And there’s a fair chunk of truth in that: I did not understand maths at school — no, really, I did not understand what the teachers were talking about almost all of the time, and the course work I handed in was mostly nonsense.

Where I consistently excelled at English, I completely failed at maths, and nobody seemed to spot this stark contrast in ability. My parents for their part had also both had issues around numbers at school and were much more interested in the stuff I could do — particularly grammar, 10/10 spelling and the whole storytelling piece.

And, this being the 1960s, nobody picked up that I was, in fact, ever so slightly dyscalculic — still am: give me a column of numbers to add up three times (even with a calculator) and I’ll give you three different answers. Then I have to keep going until one answer appears several times and go with that — I can’t seem to ‘see’ what the answer should be. And when I’m writing down phone numbers, I have to check and double-check that I haven’t transposed anything.

It’s tedious, but at some point when I was around 13 or 14, it became a bit of a badge of honour. So much so that I wore my failure with pride when I went on to be displaced from the GCE class into the next one down — CSE — and after a vanishingly short space of time into a class for the small minority who were deemed beyond redemption.

‘Great,’ I thought. ‘That means I don’t have to sit a maths exam.’ (You may already be aware of my issues around exams, so this was a double bonus.)

And I never have — not a single one — and while I’m fully aware that I’d not get away with that now, at no time did it prevent me from getting work as a national newspaper journalist. Thankfully, nobody seemed to care — I could do good joined-up writing, and that’s all that mattered.

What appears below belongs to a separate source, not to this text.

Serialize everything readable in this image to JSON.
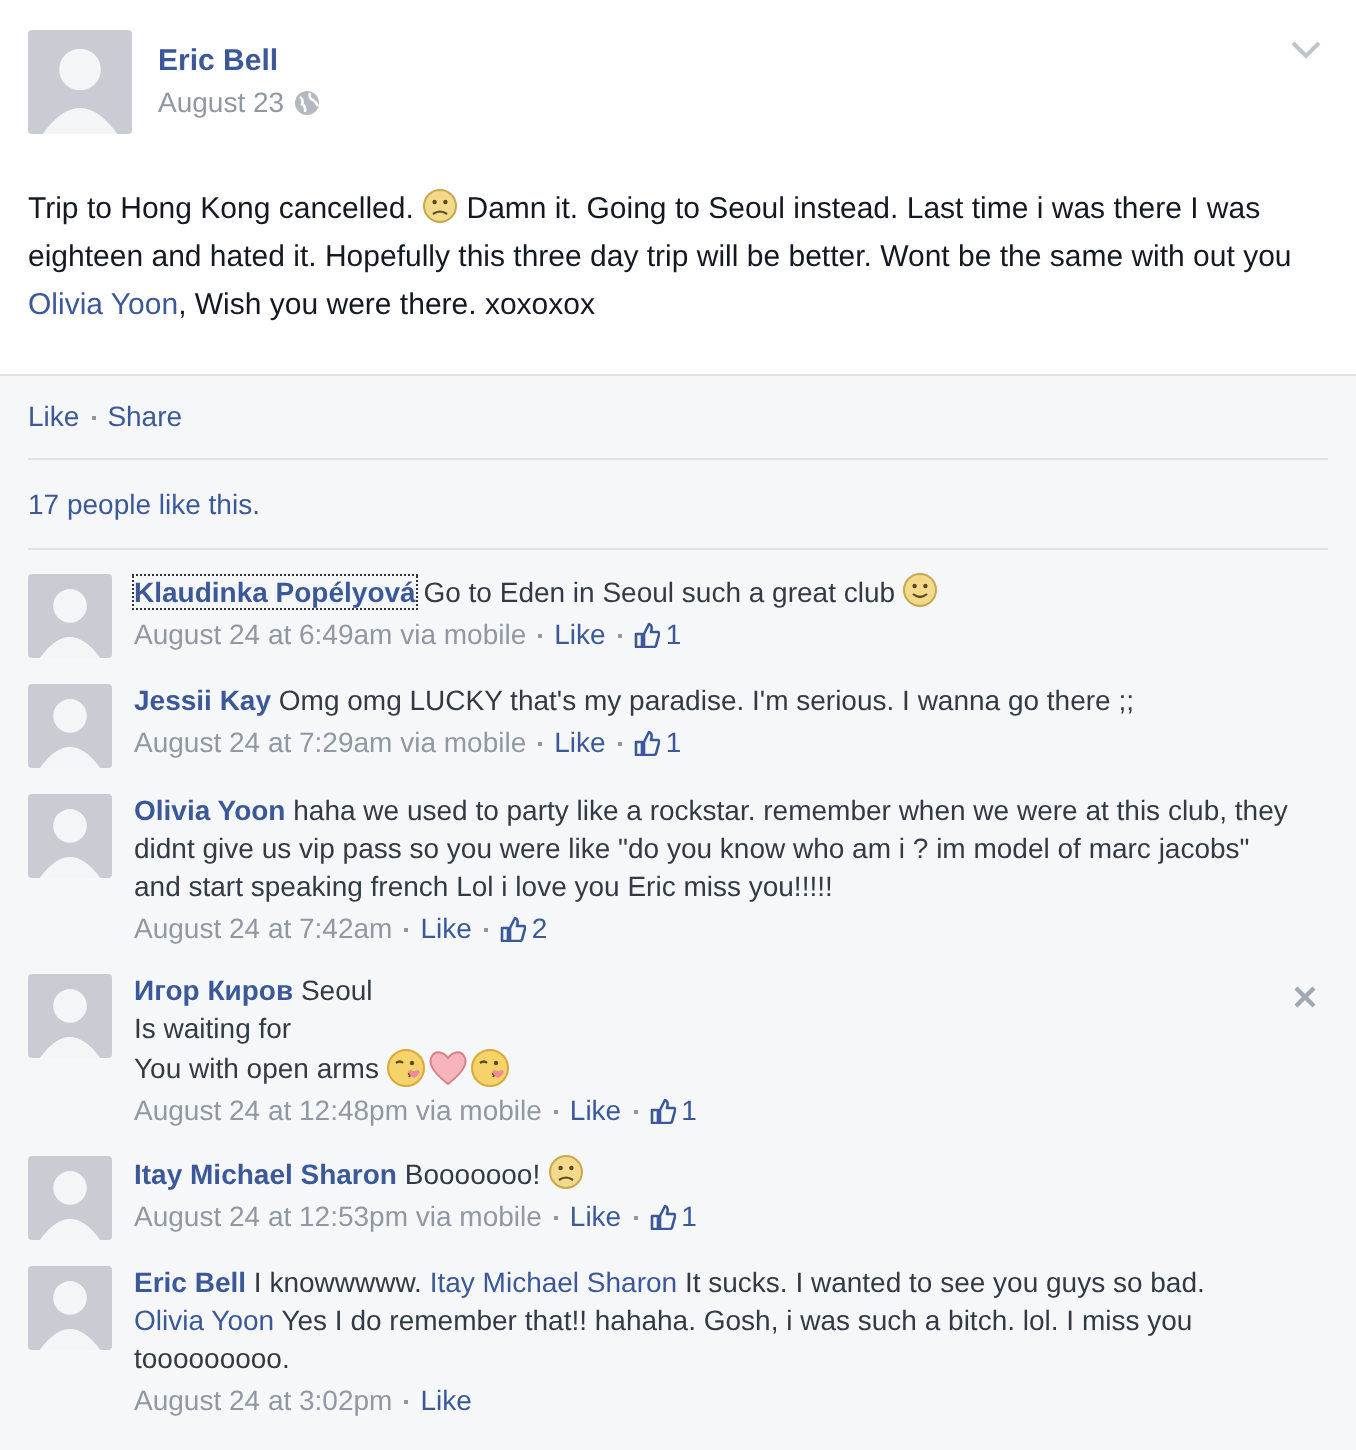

But of course this unhealthy relationship with numbers quickly cascaded across into the handling of money once I had some of my own, and I have lost track of the number of times I’ve managed to create a crisis around it.

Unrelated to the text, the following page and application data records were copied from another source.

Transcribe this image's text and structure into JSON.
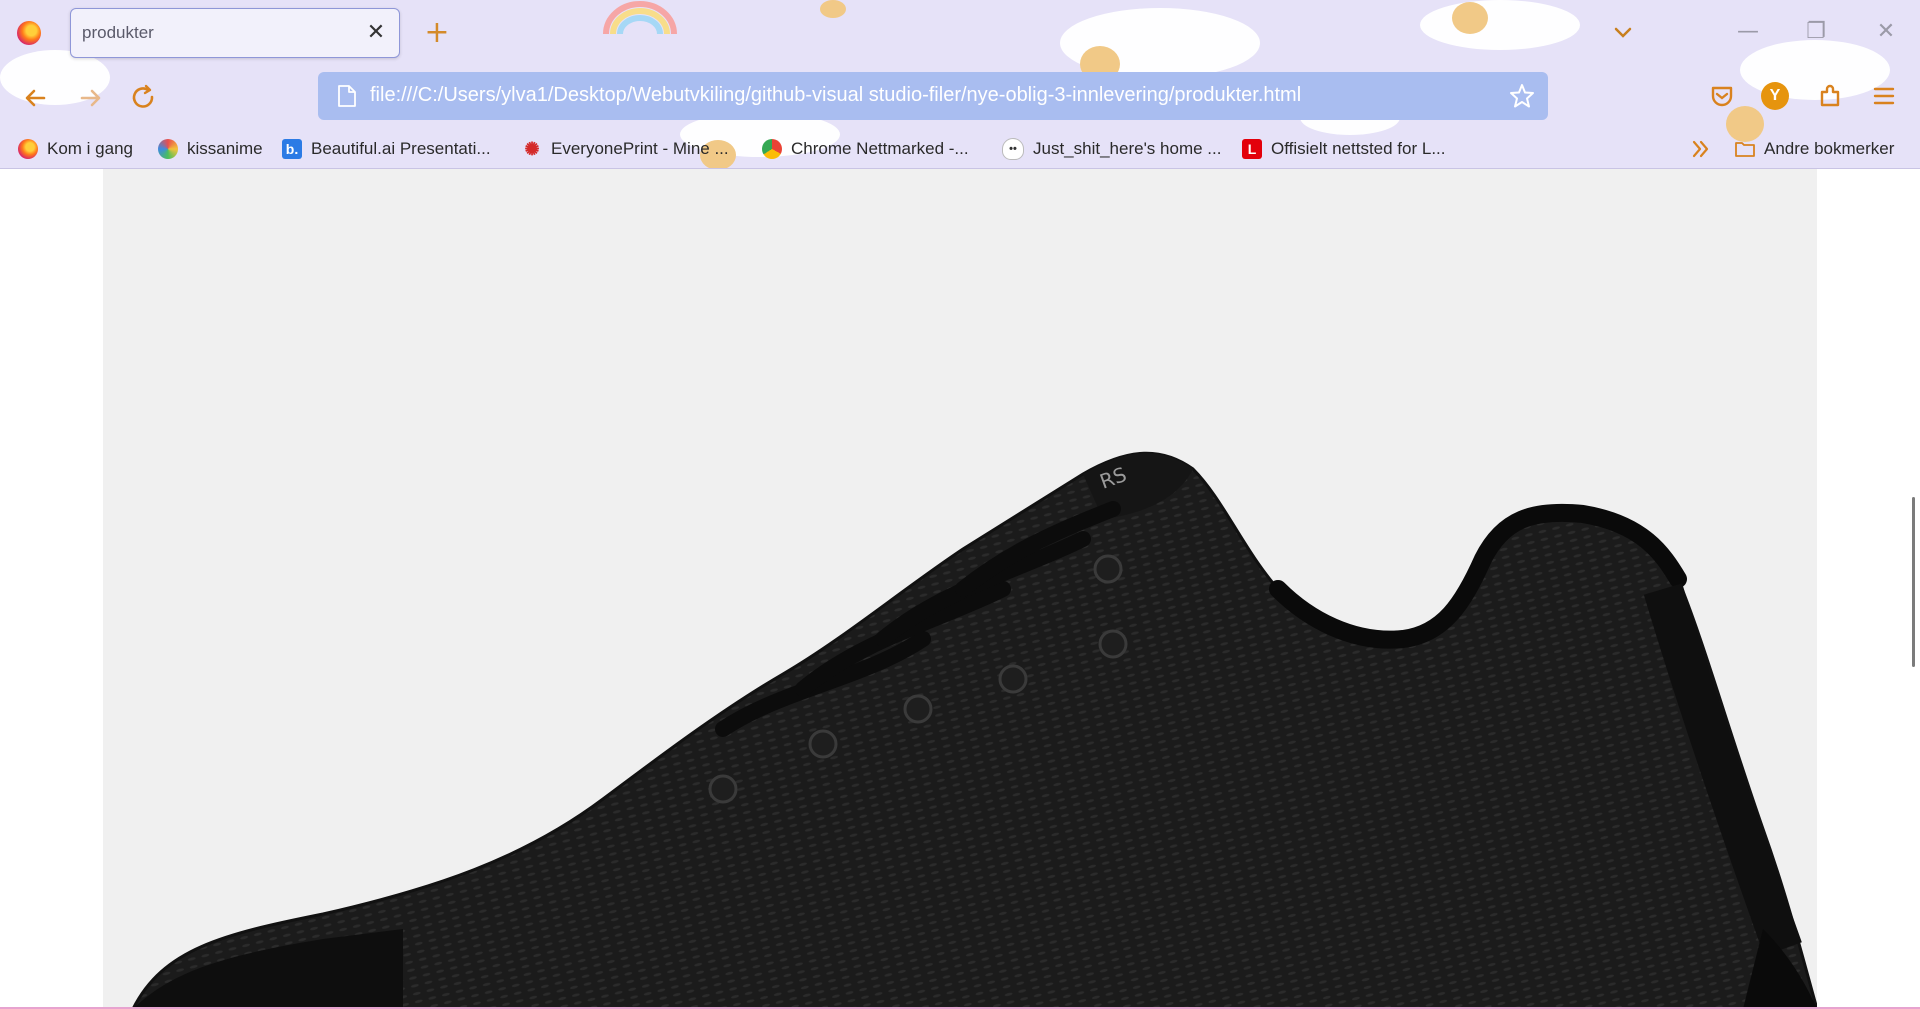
{
  "browser": {
    "tab": {
      "title": "produkter"
    },
    "url": "file:///C:/Users/ylva1/Desktop/Webutvkiling/github-visual studio-filer/nye-oblig-3-innlevering/produkter.html",
    "avatar_letter": "Y",
    "accent_color": "#a9bdf0",
    "theme_color": "#e6e2f8"
  },
  "bookmarks": {
    "items": [
      {
        "label": "Kom i gang",
        "icon": "firefox-icon"
      },
      {
        "label": "kissanime",
        "icon": "kissanime-icon"
      },
      {
        "label": "Beautiful.ai Presentati...",
        "icon": "beautiful-ai-icon",
        "badge": "b."
      },
      {
        "label": "EveryonePrint - Mine ...",
        "icon": "everyoneprint-icon"
      },
      {
        "label": "Chrome Nettmarked -...",
        "icon": "chrome-webstore-icon"
      },
      {
        "label": "Just_shit_here's home ...",
        "icon": "ghost-icon"
      },
      {
        "label": "Offisielt nettsted for L...",
        "icon": "lego-icon",
        "badge": "L"
      }
    ],
    "other_label": "Andre bokmerker"
  },
  "page": {
    "image": "black-sneaker",
    "background": "#f0f0f0"
  }
}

And let’s not forget that there is another element at work here — something else I’ve also already touched upon: the whole ‘not good enough’ monologue.

And let me tell you: when ‘rubbish at numbers’ meets ‘not good enough’, the outcome is rarely pretty.

I’m not going to pick out one crisis over another as what we actually have here — or, rather, had — is a pattern, and it’s only in the last few years that I’ve recognised it for what it is: a story I’ve kept on telling myself, all too often to justify some pretty reckless decisions.

(Oddly, I have always been highly accomplished at making sure I have enough to pay my Corporation Tax, VAT, and personal tax, and I like to get my returns submitted as early as I can so I know what’s in the pipeline.)

I’m still some way off being truly comfortable around numbers — and the dyscalculia is real enough that I doubt I ever will be  — but my relationship with them has improved enormously with the help (and patience) of others who do understand them. As a result, they no longer have the power to intimidate me.

And that means creating needless crises can now take a back seat.

Just as a footnote: any of you have any idea what you’re supposed to do with a logarithm table?


Image: Valentin Drull, Shutterstock